“Demand for warehouse space is hitting record highs, and that doesn’t appear to be abating anytime soon. Demand is up 22% year-over-year in 2021. Logistics and parcel delivery is driving this growth. The 1,800 individual future tenants that participated in a study need over 600 million square feet of space” [9th annual Industrial Tenant Demand Study, published by JLL Industrial]. While all these facilities are called “industrial warehouses”, they can be very different in terms of their hours of operation, volume/type/length of truck trips generated, level of employment and impacts on the local transportation network. In recent years vacant lands and closed department store buildings in urbanized areas have been transformed into sorting facilities, last mile delivery, or fulfillment centers. These are dynamic facilities, such that their traffic patterns can change drastically as they respond to demand and requirements of the supply chain.

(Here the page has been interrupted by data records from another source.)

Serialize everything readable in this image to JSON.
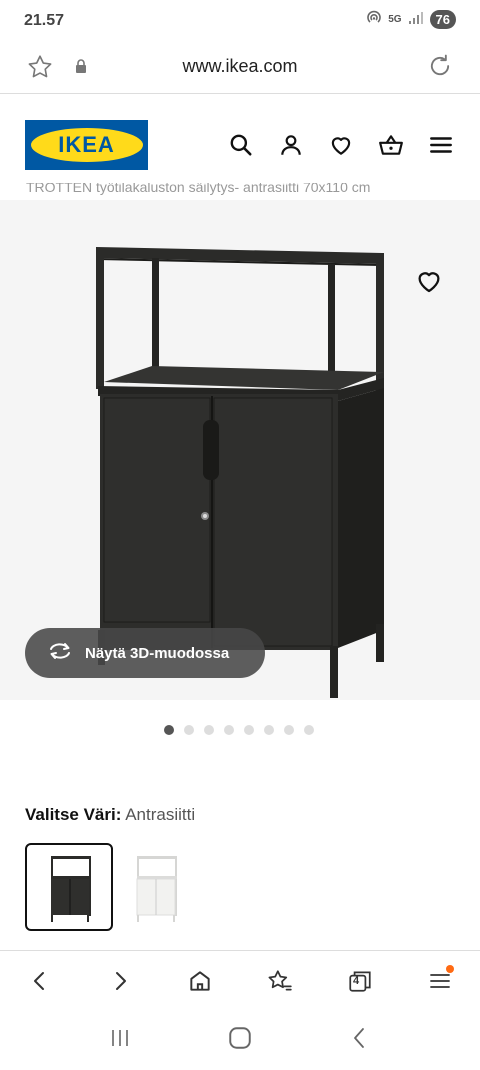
{
  "status_bar": {
    "time": "21.57",
    "network": "5G",
    "battery": "76"
  },
  "url_bar": {
    "url": "www.ikea.com"
  },
  "header": {
    "logo_text": "IKEA"
  },
  "product": {
    "truncated_heading": "TROTTEN työtilakaluston säilytys- antrasiitti 70x110 cm",
    "view_3d_label": "Näytä 3D-muodossa",
    "image_count": 8,
    "active_image": 1
  },
  "color_picker": {
    "label": "Valitse Väri:",
    "selected_value": "Antrasiitti",
    "options": [
      {
        "name": "Antrasiitti",
        "color": "#2b2b29",
        "selected": true
      },
      {
        "name": "Valkoinen",
        "color": "#f2f2f0",
        "selected": false
      }
    ]
  },
  "browser_nav": {
    "tab_count": "4"
  },
  "colors": {
    "ikea_blue": "#0058a3",
    "ikea_yellow": "#ffda1a",
    "cabinet": "#2b2b29",
    "notification": "#ff6a13"
  }
}
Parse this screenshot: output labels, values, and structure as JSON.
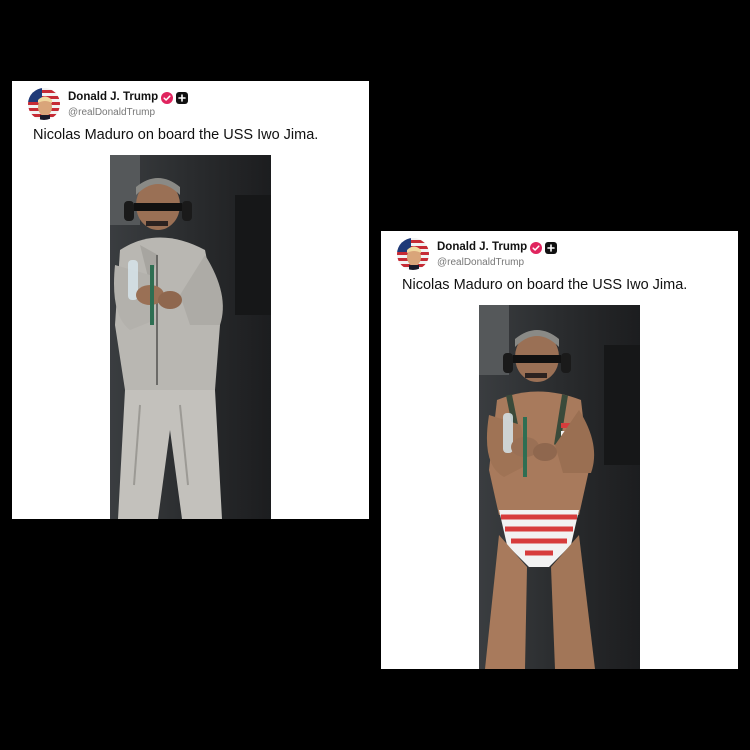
{
  "posts": [
    {
      "author": {
        "display_name": "Donald J. Trump",
        "handle": "@realDonaldTrump",
        "verified_badge_icon": "verified-badge-icon",
        "badge_color": "#e0245e",
        "extra_badge_icon": "plus-square-icon"
      },
      "text": "Nicolas Maduro on board the USS Iwo Jima.",
      "photo": {
        "description_icon": "photo",
        "variant": "gray tracksuit"
      }
    },
    {
      "author": {
        "display_name": "Donald J. Trump",
        "handle": "@realDonaldTrump",
        "verified_badge_icon": "verified-badge-icon",
        "badge_color": "#e0245e",
        "extra_badge_icon": "plus-square-icon"
      },
      "text": "Nicolas Maduro on board the USS Iwo Jima.",
      "photo": {
        "description_icon": "photo",
        "variant": "striped swimwear"
      }
    }
  ],
  "colors": {
    "background": "#000000",
    "card": "#ffffff",
    "text": "#111111",
    "handle": "#777777"
  }
}
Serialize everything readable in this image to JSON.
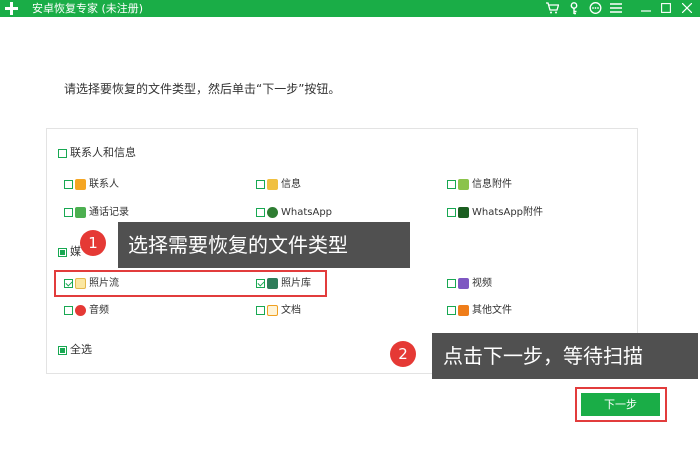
{
  "window": {
    "title": "安卓恢复专家 (未注册)",
    "icons": [
      "cart-icon",
      "key-icon",
      "chat-icon",
      "menu-icon",
      "minimize-icon",
      "maximize-icon",
      "close-icon"
    ]
  },
  "instruction": "请选择要恢复的文件类型，然后单击“下一步”按钮。",
  "groups": {
    "contacts_messages": {
      "label": "联系人和信息",
      "items": {
        "contacts": "联系人",
        "sms": "信息",
        "sms_attachments": "信息附件",
        "call_log": "通话记录",
        "whatsapp": "WhatsApp",
        "whatsapp_attachments": "WhatsApp附件"
      }
    },
    "media": {
      "label": "媒",
      "items": {
        "photo_stream": "照片流",
        "gallery": "照片库",
        "video": "视频",
        "audio": "音频",
        "documents": "文档",
        "other_files": "其他文件"
      }
    },
    "select_all": "全选"
  },
  "annotations": {
    "step1": {
      "number": "1",
      "text": "选择需要恢复的文件类型"
    },
    "step2": {
      "number": "2",
      "text": "点击下一步，等待扫描"
    }
  },
  "next_button": "下一步",
  "colors": {
    "accent": "#1aad47",
    "highlight": "#e23c3c",
    "callout": "#505050"
  }
}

I will discuss how we used Big Data to review the traffic patterns of a sample of these warehouses across United States from rural areas to dense urban cores, both pre and post Covid 19 Pandemic and discuss the following questions:
- What is the transportation typography of warehouses (trip generation, trip length distribution, peak and off-peak operation)?
- How Big Data can support transportation planning for cities hosting major warehousing operation? What are the gaps in the data?
- How warehousing uses can be accounted in transportation demand and forecasting?
- What does growth and changes in warehousing operation mean for roadway design and maintenance, multimodal planning and safety, and access for trucks
Ms. Fatemeh Ranaiefar joined Fehr & Peers after her PhD. graduation from University of California, Irvine in 2013. She specialized in freight transportation modeling, developing performance measures, and developing decision support tools for prioritizing projects to address freight issues. Even though “models” are great tools but observed freight data is a gem can tell the real story so much better! In recent years Fatemeh focused on using commercial fleet GPS probe data and other available public or crowd source freight data to describe the needs and impacts of freight transportation systems. Preparing meaningful statistics, understanding the limitations of the data, who is over/underrepresented in the samples or surveys and how trends are changing over time are important details that helps developing more practical and successful solutions.
She has provided several training workshops for public agencies’ empowering staff to understand the freight data analytics, develop and evaluate freight forecasting scenario alternatives and assess projects and strategies under these scenarios based on comprehensive freight performance measures. Her recent major projects are California Freight Mobility Plan (CFMP 2020), California Statewide Freight Forecasting Model (CSFFM) development, SCAG Heavy Duty Truck Model Update, Utah Statewide Freight Model update, Virginia State Truck Parking Study, SANDAG Gateway study, impacts and opportunities of freight for SCAG communities and NCHRP 20-102(22) State and Local Impacts of Automated Freight Transportation Systems.
She is passionate about research community and developing next generation of transportation enthusiasts. She serves on TRB Urban Freight and Freight Transportation Planning and Logistics committees. She teaches transportation modeling to Master students at USC and guide students on their dissertation.